**** Supplied records ****

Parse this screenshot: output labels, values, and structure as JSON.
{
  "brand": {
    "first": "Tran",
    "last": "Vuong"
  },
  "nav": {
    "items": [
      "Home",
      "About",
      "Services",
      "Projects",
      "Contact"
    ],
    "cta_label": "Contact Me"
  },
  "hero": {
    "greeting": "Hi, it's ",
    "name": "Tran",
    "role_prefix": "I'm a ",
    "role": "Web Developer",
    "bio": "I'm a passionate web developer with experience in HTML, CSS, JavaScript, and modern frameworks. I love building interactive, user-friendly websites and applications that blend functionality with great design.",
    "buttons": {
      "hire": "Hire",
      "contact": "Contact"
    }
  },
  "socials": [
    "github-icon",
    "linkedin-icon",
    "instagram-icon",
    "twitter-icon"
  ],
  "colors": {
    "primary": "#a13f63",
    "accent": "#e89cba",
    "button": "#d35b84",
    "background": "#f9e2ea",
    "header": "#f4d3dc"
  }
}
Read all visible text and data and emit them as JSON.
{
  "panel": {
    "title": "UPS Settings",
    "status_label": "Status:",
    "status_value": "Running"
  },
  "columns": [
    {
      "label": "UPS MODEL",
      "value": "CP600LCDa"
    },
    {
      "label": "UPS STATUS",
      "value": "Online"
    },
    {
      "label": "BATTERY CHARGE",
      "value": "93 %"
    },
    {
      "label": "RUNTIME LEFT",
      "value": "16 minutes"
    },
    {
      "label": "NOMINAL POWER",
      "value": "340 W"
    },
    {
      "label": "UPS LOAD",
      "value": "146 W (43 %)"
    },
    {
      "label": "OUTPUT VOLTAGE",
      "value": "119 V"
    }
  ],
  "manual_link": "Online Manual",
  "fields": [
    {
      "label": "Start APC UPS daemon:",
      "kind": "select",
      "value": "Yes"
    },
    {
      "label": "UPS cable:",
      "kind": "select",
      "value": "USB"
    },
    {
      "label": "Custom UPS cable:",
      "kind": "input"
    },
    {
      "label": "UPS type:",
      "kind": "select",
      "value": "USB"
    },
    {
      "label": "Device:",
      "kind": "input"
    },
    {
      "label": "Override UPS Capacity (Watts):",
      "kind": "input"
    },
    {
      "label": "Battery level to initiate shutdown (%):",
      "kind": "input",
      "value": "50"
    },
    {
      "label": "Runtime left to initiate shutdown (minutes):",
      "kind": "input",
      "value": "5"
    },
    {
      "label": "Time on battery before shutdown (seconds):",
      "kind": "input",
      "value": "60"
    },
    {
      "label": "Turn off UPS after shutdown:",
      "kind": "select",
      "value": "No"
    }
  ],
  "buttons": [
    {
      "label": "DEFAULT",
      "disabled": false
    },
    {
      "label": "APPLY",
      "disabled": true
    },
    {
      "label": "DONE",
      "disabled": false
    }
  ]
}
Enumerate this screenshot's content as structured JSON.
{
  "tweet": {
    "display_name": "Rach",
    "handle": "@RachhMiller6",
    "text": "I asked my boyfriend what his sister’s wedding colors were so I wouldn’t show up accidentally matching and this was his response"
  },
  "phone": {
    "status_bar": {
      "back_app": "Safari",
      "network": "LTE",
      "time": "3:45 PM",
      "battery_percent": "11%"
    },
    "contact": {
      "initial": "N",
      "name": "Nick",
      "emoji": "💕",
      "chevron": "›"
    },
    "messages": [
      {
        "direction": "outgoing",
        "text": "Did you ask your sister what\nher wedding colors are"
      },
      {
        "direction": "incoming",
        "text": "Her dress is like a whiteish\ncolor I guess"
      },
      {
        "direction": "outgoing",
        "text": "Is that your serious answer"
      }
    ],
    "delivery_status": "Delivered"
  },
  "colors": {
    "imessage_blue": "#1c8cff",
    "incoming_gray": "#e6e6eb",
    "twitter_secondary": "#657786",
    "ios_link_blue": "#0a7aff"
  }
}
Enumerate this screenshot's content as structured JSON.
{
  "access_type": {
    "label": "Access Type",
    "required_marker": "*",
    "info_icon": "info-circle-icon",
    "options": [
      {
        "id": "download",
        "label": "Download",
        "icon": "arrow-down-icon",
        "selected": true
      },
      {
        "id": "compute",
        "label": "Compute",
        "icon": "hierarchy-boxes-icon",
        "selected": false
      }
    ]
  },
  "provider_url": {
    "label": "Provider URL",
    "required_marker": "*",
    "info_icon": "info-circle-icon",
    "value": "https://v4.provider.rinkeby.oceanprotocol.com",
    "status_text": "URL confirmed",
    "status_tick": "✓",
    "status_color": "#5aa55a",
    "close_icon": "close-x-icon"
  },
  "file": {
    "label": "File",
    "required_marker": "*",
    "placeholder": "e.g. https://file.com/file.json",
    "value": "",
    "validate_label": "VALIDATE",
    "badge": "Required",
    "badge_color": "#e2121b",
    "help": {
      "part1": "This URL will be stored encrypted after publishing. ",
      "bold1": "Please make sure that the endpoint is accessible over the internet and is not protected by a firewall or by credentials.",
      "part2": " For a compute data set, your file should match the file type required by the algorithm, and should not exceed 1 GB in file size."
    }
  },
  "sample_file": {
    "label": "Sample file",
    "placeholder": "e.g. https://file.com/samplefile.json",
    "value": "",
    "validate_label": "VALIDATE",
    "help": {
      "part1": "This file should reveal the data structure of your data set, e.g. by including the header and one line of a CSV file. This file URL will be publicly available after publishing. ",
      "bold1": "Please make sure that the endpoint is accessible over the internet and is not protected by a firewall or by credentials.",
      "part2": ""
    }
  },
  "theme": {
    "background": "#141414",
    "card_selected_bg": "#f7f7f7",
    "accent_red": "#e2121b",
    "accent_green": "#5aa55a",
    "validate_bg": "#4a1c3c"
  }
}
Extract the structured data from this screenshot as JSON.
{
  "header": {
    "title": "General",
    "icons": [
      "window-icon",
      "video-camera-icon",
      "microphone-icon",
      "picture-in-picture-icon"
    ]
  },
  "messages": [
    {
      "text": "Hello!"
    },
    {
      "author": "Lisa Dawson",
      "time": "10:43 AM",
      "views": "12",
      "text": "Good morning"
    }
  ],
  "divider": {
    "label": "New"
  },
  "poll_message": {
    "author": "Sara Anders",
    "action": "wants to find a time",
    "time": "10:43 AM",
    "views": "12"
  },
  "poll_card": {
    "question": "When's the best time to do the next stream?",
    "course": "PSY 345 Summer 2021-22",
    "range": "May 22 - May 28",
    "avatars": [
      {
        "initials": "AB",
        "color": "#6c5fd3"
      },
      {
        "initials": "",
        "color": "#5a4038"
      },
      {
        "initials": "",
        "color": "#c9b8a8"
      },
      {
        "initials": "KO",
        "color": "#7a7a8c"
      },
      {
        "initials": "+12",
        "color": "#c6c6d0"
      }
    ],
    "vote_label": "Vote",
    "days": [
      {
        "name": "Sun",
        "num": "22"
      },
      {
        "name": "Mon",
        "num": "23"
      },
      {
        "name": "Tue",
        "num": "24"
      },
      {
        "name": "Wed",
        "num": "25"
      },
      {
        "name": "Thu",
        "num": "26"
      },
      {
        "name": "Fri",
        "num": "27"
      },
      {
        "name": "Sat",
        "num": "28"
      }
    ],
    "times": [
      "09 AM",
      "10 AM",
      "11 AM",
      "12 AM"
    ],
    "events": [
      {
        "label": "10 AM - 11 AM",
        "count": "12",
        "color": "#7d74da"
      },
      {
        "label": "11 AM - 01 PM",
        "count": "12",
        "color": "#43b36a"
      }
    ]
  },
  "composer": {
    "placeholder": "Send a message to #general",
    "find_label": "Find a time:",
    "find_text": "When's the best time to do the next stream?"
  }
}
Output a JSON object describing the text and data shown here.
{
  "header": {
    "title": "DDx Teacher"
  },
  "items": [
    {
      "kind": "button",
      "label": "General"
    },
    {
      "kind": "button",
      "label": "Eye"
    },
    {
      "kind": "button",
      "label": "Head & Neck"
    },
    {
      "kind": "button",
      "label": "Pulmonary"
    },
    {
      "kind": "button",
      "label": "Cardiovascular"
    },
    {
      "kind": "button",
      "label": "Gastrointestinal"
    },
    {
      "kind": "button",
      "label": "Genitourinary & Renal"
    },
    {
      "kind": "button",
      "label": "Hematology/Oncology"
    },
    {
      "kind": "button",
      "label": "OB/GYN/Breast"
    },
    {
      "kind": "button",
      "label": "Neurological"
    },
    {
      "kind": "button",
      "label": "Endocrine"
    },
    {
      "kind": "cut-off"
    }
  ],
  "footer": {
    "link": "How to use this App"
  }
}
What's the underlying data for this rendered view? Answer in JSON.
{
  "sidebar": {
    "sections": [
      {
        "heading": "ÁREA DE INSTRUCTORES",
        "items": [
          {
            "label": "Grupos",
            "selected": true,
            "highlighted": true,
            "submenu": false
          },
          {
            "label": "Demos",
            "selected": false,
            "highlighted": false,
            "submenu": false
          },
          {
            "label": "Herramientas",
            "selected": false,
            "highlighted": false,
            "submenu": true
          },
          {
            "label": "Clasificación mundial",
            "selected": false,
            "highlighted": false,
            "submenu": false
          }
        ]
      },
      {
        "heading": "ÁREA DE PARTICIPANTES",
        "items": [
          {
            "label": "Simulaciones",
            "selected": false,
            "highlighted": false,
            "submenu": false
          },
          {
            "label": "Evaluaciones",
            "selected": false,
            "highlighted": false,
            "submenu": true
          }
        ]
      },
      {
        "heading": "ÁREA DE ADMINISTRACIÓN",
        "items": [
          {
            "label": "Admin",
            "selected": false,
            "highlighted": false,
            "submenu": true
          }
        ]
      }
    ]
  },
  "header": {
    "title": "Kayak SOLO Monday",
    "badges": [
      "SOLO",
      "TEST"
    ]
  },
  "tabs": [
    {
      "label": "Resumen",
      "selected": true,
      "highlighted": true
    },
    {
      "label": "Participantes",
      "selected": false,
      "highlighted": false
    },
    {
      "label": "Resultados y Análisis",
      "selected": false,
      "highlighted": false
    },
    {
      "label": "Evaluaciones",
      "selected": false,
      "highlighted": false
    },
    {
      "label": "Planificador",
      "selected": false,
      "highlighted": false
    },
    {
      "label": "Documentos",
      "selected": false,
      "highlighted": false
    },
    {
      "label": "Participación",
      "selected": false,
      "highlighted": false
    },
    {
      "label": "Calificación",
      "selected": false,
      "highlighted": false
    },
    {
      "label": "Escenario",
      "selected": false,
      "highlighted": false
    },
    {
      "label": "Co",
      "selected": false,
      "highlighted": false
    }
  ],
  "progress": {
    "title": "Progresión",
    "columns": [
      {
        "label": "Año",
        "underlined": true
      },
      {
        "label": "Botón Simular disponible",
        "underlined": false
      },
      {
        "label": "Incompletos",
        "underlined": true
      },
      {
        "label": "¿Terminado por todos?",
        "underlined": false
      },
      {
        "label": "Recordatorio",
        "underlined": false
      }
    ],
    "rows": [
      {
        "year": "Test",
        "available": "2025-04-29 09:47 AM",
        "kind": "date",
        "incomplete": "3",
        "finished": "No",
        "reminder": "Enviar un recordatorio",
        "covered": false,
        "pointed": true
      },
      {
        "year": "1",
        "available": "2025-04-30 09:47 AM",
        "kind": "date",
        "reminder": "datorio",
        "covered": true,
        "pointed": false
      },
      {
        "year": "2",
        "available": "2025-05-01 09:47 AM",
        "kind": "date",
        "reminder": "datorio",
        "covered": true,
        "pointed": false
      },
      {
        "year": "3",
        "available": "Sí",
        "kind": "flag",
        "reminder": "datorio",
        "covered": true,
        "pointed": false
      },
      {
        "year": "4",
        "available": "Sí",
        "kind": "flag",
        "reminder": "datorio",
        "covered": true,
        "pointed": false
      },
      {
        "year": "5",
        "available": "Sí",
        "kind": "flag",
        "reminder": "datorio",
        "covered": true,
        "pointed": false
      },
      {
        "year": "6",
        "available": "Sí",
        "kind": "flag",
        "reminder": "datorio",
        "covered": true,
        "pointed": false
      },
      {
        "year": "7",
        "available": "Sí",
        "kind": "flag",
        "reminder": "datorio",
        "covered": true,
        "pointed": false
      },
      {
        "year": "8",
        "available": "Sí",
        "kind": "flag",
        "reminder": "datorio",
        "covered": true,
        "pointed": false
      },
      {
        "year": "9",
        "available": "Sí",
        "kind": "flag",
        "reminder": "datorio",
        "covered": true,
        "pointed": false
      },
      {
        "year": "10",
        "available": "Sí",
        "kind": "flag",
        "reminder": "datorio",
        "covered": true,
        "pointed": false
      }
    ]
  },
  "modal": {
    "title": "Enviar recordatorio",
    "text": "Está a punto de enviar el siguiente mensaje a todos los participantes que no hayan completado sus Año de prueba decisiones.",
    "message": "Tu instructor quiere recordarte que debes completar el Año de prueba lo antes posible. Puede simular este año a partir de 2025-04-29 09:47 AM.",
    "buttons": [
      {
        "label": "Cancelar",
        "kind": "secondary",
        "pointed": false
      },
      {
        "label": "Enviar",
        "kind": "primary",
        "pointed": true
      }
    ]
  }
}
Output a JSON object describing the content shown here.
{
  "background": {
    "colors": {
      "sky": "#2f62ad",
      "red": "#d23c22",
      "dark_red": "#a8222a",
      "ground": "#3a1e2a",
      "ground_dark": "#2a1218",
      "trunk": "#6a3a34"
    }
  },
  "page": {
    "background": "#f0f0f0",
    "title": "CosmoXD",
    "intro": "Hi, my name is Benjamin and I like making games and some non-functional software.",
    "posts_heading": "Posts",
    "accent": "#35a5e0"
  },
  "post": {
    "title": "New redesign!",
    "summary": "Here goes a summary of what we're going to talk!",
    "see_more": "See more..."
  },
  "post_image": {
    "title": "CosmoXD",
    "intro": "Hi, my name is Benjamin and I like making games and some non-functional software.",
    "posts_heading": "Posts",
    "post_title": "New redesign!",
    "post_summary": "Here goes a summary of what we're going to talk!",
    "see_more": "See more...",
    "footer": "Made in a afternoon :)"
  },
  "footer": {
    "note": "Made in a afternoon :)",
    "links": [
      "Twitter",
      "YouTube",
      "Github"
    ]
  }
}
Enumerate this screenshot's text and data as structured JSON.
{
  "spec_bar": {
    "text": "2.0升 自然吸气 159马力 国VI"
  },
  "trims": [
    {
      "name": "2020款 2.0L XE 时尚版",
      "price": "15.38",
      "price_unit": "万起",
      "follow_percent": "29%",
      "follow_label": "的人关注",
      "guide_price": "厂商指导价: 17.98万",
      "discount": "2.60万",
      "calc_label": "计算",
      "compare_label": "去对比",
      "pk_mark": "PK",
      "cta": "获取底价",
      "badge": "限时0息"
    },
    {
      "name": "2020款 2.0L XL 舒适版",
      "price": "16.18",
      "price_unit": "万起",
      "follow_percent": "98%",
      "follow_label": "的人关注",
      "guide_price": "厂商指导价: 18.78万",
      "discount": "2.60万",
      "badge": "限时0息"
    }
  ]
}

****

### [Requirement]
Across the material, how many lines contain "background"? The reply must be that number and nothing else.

### [Problem solution]
4